SUPPLIED ENTRIES: Begin

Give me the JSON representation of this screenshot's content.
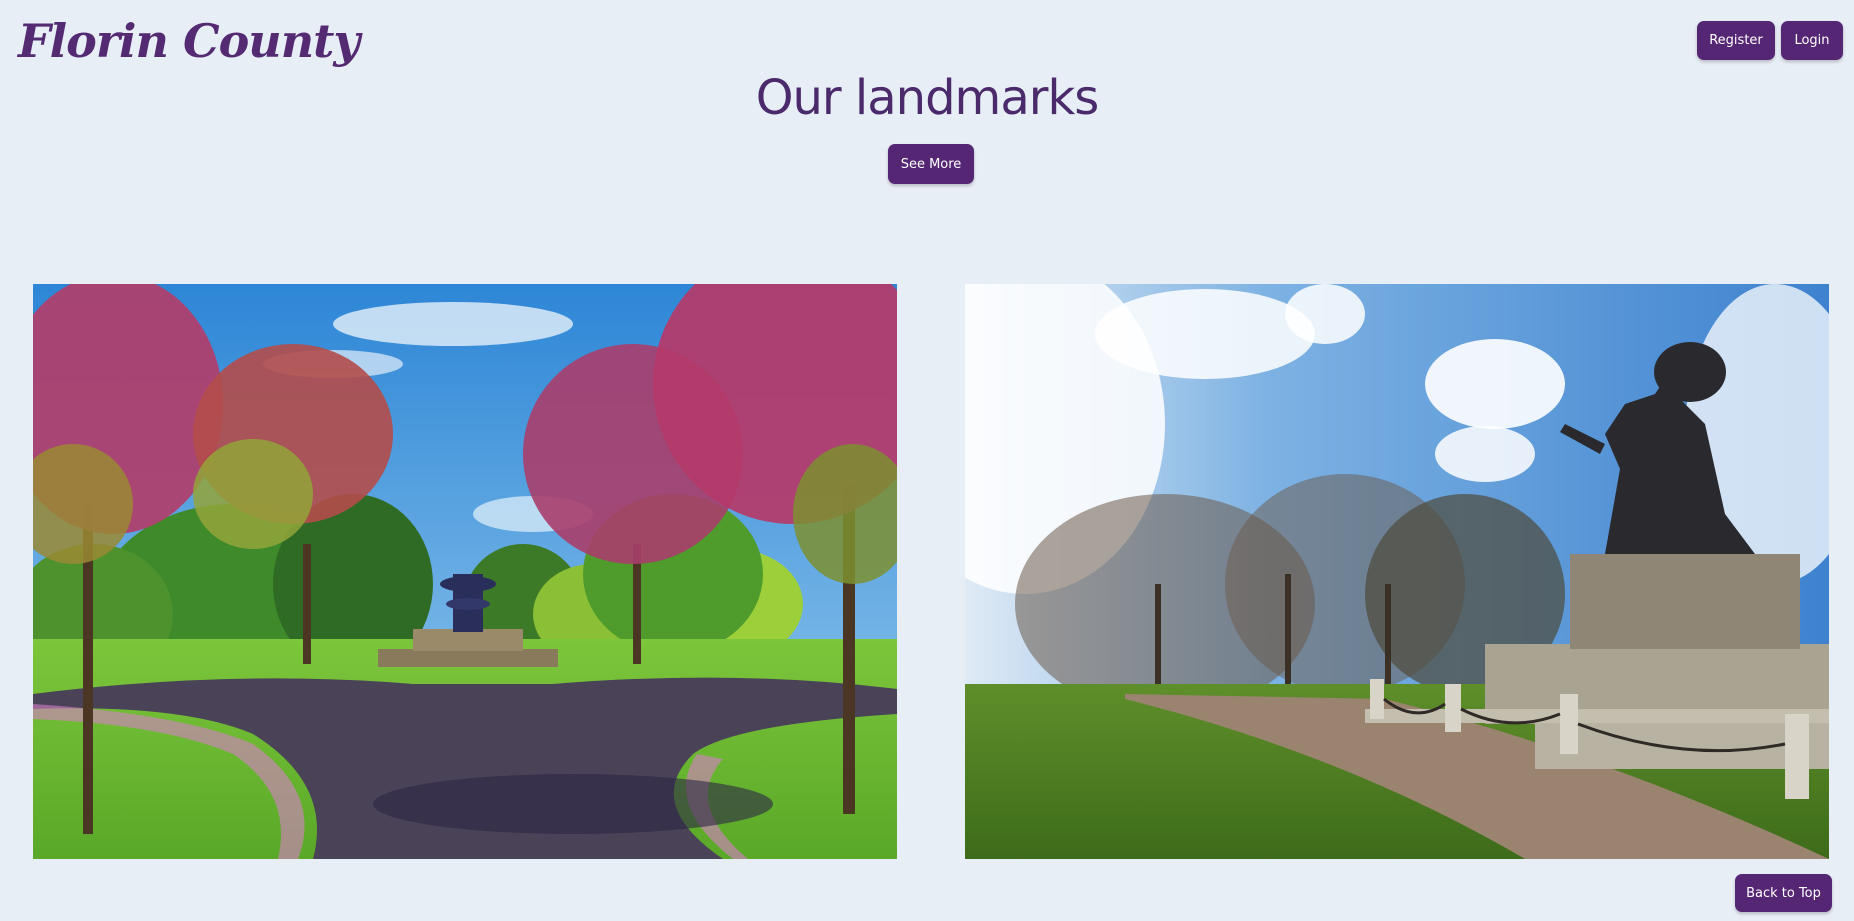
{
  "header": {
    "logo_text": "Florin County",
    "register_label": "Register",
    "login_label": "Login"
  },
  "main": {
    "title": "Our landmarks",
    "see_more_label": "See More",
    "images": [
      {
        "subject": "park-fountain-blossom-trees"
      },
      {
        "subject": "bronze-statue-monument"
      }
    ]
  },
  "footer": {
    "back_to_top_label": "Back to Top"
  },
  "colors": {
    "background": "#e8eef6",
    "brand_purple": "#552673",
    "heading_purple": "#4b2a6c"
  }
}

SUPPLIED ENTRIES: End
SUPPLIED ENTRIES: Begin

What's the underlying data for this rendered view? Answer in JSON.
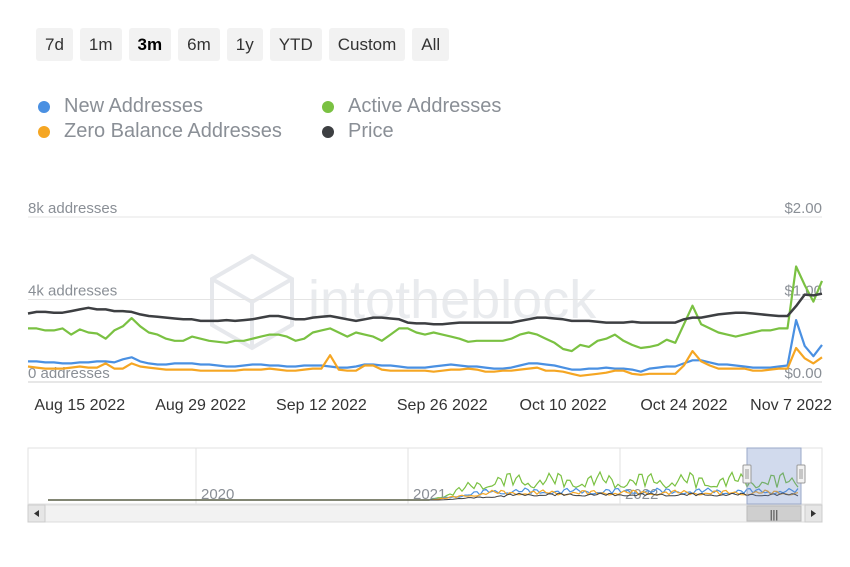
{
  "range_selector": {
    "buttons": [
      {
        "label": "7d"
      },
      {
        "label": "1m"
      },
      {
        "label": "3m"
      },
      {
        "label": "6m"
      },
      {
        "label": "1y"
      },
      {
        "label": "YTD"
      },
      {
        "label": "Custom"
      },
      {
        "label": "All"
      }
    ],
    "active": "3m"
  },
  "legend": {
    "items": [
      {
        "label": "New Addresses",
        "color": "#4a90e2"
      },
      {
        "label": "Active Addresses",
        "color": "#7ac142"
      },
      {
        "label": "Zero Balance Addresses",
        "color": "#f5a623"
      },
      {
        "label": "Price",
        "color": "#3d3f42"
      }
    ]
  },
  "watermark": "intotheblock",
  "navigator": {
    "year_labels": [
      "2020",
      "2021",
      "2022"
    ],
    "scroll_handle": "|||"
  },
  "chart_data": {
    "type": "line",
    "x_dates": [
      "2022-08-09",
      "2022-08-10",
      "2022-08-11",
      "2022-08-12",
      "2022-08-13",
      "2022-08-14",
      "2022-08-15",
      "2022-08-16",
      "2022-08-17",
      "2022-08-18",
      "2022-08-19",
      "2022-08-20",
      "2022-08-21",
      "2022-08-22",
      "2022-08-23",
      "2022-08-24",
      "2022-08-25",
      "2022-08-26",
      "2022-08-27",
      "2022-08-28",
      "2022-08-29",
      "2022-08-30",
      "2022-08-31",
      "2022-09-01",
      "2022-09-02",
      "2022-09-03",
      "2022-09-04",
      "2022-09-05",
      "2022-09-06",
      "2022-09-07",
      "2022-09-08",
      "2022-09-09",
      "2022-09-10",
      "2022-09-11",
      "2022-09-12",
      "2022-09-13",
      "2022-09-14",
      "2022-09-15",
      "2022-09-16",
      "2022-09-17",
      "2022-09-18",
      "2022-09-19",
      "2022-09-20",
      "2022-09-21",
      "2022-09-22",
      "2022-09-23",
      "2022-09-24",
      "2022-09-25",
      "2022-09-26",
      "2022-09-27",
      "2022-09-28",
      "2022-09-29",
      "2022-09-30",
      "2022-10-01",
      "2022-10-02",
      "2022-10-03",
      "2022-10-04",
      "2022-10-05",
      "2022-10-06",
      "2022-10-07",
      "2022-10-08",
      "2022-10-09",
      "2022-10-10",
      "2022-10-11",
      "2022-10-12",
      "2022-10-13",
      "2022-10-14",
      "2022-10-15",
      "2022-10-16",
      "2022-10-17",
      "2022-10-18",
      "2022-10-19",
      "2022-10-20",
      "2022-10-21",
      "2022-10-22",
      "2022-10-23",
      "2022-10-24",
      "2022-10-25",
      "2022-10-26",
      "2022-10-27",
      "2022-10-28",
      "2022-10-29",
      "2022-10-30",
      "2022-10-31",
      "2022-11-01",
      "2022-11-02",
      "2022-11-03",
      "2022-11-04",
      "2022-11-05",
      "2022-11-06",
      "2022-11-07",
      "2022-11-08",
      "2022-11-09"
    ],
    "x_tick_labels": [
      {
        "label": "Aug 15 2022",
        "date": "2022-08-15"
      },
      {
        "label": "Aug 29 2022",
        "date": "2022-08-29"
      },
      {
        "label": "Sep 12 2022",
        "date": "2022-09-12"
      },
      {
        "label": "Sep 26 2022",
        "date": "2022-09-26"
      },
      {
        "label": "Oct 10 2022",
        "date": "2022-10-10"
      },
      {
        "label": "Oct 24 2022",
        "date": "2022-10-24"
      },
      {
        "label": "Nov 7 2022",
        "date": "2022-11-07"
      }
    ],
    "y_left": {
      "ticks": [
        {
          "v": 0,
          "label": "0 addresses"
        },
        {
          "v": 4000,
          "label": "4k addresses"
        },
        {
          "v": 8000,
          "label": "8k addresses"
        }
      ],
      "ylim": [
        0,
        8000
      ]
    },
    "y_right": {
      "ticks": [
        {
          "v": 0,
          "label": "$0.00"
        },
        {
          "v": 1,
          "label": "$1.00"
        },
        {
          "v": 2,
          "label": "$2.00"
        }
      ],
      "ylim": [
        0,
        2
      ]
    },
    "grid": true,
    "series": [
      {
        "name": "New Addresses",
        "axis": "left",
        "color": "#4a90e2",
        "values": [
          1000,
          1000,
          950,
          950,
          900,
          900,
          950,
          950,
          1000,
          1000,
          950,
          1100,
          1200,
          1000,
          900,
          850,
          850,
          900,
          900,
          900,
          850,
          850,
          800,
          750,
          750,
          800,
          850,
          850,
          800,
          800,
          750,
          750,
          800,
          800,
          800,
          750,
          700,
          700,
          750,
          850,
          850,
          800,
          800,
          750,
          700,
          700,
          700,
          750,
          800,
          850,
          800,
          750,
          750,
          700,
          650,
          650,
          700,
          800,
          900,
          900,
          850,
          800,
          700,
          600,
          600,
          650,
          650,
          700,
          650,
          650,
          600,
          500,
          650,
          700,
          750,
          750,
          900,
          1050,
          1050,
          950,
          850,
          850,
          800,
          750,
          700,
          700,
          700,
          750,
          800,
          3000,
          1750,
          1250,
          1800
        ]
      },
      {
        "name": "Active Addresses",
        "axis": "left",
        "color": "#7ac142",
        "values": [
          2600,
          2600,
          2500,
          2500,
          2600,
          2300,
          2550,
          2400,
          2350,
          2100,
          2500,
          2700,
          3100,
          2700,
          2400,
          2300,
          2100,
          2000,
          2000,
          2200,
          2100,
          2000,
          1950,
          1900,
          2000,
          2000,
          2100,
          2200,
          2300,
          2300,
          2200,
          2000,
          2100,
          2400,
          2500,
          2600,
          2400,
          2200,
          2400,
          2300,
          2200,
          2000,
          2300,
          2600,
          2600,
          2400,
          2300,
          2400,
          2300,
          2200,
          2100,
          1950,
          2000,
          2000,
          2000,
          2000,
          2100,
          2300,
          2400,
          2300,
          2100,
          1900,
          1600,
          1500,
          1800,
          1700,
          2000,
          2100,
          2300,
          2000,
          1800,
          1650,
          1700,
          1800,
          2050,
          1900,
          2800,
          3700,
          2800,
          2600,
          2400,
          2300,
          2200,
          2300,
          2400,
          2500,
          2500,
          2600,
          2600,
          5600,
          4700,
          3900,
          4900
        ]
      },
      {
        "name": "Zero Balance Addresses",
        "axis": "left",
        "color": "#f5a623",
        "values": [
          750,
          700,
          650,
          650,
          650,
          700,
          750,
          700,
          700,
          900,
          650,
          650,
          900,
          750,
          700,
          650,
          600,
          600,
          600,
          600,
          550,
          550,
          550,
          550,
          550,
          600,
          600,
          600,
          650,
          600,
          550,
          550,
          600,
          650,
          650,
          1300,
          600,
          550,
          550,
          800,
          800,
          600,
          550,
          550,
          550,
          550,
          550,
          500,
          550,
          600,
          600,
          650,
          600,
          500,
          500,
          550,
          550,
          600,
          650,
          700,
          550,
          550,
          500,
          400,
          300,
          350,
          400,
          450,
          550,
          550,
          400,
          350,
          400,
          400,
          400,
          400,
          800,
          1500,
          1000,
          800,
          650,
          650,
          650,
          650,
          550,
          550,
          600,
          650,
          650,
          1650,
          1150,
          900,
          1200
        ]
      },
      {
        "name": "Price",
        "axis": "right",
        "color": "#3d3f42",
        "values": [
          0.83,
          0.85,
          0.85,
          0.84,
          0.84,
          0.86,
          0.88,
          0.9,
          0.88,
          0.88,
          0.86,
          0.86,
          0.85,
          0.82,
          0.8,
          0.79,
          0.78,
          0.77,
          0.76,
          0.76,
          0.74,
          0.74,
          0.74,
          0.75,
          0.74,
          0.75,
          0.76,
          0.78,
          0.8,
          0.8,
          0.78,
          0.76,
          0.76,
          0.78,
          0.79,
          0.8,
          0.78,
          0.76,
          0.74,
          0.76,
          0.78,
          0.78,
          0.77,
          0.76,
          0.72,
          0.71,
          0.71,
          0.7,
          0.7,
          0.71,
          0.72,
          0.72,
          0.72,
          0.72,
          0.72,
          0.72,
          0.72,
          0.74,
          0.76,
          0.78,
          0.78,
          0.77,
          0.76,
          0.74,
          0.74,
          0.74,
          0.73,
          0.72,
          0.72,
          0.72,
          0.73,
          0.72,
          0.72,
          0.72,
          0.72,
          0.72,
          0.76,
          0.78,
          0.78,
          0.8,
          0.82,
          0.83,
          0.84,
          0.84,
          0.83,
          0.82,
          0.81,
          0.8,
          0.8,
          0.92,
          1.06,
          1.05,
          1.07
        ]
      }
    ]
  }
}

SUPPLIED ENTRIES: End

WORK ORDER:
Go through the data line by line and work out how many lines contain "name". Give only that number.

ANSWER TO THIS TASK:
4